WHAT IS REQUIRED →
Please repeat each entry. Match every word exactly.

DATA SECTION: Begin

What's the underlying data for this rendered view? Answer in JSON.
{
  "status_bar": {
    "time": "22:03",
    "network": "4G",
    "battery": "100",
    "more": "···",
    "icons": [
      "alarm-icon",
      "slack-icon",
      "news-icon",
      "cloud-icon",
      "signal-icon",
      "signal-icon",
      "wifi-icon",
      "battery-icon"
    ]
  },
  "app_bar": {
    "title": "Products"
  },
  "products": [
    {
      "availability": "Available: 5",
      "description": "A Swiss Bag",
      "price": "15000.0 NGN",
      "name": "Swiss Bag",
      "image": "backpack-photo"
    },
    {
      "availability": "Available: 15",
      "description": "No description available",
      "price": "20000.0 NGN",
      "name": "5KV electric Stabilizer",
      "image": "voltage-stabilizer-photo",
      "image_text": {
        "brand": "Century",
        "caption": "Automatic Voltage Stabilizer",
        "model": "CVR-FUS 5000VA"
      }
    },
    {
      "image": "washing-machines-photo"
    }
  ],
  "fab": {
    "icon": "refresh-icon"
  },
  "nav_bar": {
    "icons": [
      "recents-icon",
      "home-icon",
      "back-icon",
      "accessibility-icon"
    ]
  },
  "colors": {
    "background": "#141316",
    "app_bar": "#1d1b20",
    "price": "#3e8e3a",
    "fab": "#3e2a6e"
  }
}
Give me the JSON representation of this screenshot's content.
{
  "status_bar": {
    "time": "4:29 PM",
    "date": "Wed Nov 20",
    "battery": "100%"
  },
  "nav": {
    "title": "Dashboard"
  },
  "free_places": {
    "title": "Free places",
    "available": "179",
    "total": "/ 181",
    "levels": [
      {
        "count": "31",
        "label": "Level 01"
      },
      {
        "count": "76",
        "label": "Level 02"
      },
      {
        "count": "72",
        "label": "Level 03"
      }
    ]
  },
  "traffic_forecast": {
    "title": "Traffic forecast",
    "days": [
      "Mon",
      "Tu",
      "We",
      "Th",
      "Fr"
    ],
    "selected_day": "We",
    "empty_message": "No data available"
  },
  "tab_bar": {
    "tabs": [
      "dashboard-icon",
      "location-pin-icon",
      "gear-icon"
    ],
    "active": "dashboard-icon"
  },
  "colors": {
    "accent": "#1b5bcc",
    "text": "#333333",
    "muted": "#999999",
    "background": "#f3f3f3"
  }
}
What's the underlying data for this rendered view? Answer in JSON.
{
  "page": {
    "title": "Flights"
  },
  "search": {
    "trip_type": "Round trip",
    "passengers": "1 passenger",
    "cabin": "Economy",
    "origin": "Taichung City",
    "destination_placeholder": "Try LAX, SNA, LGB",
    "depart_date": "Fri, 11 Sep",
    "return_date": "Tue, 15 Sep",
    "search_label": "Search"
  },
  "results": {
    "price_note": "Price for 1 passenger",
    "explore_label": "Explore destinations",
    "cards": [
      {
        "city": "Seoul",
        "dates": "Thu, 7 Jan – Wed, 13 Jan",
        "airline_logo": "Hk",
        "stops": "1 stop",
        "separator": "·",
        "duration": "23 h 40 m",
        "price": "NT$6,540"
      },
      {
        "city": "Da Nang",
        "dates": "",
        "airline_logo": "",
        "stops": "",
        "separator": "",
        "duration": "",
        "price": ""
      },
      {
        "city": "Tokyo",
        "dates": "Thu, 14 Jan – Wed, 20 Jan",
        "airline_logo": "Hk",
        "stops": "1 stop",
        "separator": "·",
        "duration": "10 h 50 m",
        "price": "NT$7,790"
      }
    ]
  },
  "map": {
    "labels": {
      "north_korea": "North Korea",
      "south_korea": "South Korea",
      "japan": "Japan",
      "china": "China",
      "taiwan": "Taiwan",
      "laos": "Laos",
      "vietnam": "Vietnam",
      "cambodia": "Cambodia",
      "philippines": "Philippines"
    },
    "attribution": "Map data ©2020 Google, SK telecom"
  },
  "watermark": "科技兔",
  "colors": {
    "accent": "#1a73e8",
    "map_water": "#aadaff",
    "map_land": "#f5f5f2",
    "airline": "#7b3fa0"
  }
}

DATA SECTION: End

ANSWER FOR THIS EXERCISE →
What's the underlying data for this rendered view? Answer in JSON.
{
  "status_bar": {
    "time": "22:03",
    "network": "4G",
    "battery": "100",
    "more": "···",
    "icons": [
      "alarm-icon",
      "slack-icon",
      "news-icon",
      "cloud-icon",
      "signal-icon",
      "signal-icon",
      "wifi-icon",
      "battery-icon"
    ]
  },
  "app_bar": {
    "title": "Products"
  },
  "products": [
    {
      "availability": "Available: 5",
      "description": "A Swiss Bag",
      "price": "15000.0 NGN",
      "name": "Swiss Bag",
      "image": "backpack-photo"
    },
    {
      "availability": "Available: 15",
      "description": "No description available",
      "price": "20000.0 NGN",
      "name": "5KV electric Stabilizer",
      "image": "voltage-stabilizer-photo",
      "image_text": {
        "brand": "Century",
        "caption": "Automatic Voltage Stabilizer",
        "model": "CVR-FUS 5000VA"
      }
    },
    {
      "image": "washing-machines-photo"
    }
  ],
  "fab": {
    "icon": "refresh-icon"
  },
  "nav_bar": {
    "icons": [
      "recents-icon",
      "home-icon",
      "back-icon",
      "accessibility-icon"
    ]
  },
  "colors": {
    "background": "#141316",
    "app_bar": "#1d1b20",
    "price": "#3e8e3a",
    "fab": "#3e2a6e"
  }
}
Give me the JSON representation of this screenshot's content.
{
  "status_bar": {
    "time": "4:29 PM",
    "date": "Wed Nov 20",
    "battery": "100%"
  },
  "nav": {
    "title": "Dashboard"
  },
  "free_places": {
    "title": "Free places",
    "available": "179",
    "total": "/ 181",
    "levels": [
      {
        "count": "31",
        "label": "Level 01"
      },
      {
        "count": "76",
        "label": "Level 02"
      },
      {
        "count": "72",
        "label": "Level 03"
      }
    ]
  },
  "traffic_forecast": {
    "title": "Traffic forecast",
    "days": [
      "Mon",
      "Tu",
      "We",
      "Th",
      "Fr"
    ],
    "selected_day": "We",
    "empty_message": "No data available"
  },
  "tab_bar": {
    "tabs": [
      "dashboard-icon",
      "location-pin-icon",
      "gear-icon"
    ],
    "active": "dashboard-icon"
  },
  "colors": {
    "accent": "#1b5bcc",
    "text": "#333333",
    "muted": "#999999",
    "background": "#f3f3f3"
  }
}
What's the underlying data for this rendered view? Answer in JSON.
{
  "page": {
    "title": "Flights"
  },
  "search": {
    "trip_type": "Round trip",
    "passengers": "1 passenger",
    "cabin": "Economy",
    "origin": "Taichung City",
    "destination_placeholder": "Try LAX, SNA, LGB",
    "depart_date": "Fri, 11 Sep",
    "return_date": "Tue, 15 Sep",
    "search_label": "Search"
  },
  "results": {
    "price_note": "Price for 1 passenger",
    "explore_label": "Explore destinations",
    "cards": [
      {
        "city": "Seoul",
        "dates": "Thu, 7 Jan – Wed, 13 Jan",
        "airline_logo": "Hk",
        "stops": "1 stop",
        "separator": "·",
        "duration": "23 h 40 m",
        "price": "NT$6,540"
      },
      {
        "city": "Da Nang",
        "dates": "",
        "airline_logo": "",
        "stops": "",
        "separator": "",
        "duration": "",
        "price": ""
      },
      {
        "city": "Tokyo",
        "dates": "Thu, 14 Jan – Wed, 20 Jan",
        "airline_logo": "Hk",
        "stops": "1 stop",
        "separator": "·",
        "duration": "10 h 50 m",
        "price": "NT$7,790"
      }
    ]
  },
  "map": {
    "labels": {
      "north_korea": "North Korea",
      "south_korea": "South Korea",
      "japan": "Japan",
      "china": "China",
      "taiwan": "Taiwan",
      "laos": "Laos",
      "vietnam": "Vietnam",
      "cambodia": "Cambodia",
      "philippines": "Philippines"
    },
    "attribution": "Map data ©2020 Google, SK telecom"
  },
  "watermark": "科技兔",
  "colors": {
    "accent": "#1a73e8",
    "map_water": "#aadaff",
    "map_land": "#f5f5f2",
    "airline": "#7b3fa0"
  }
}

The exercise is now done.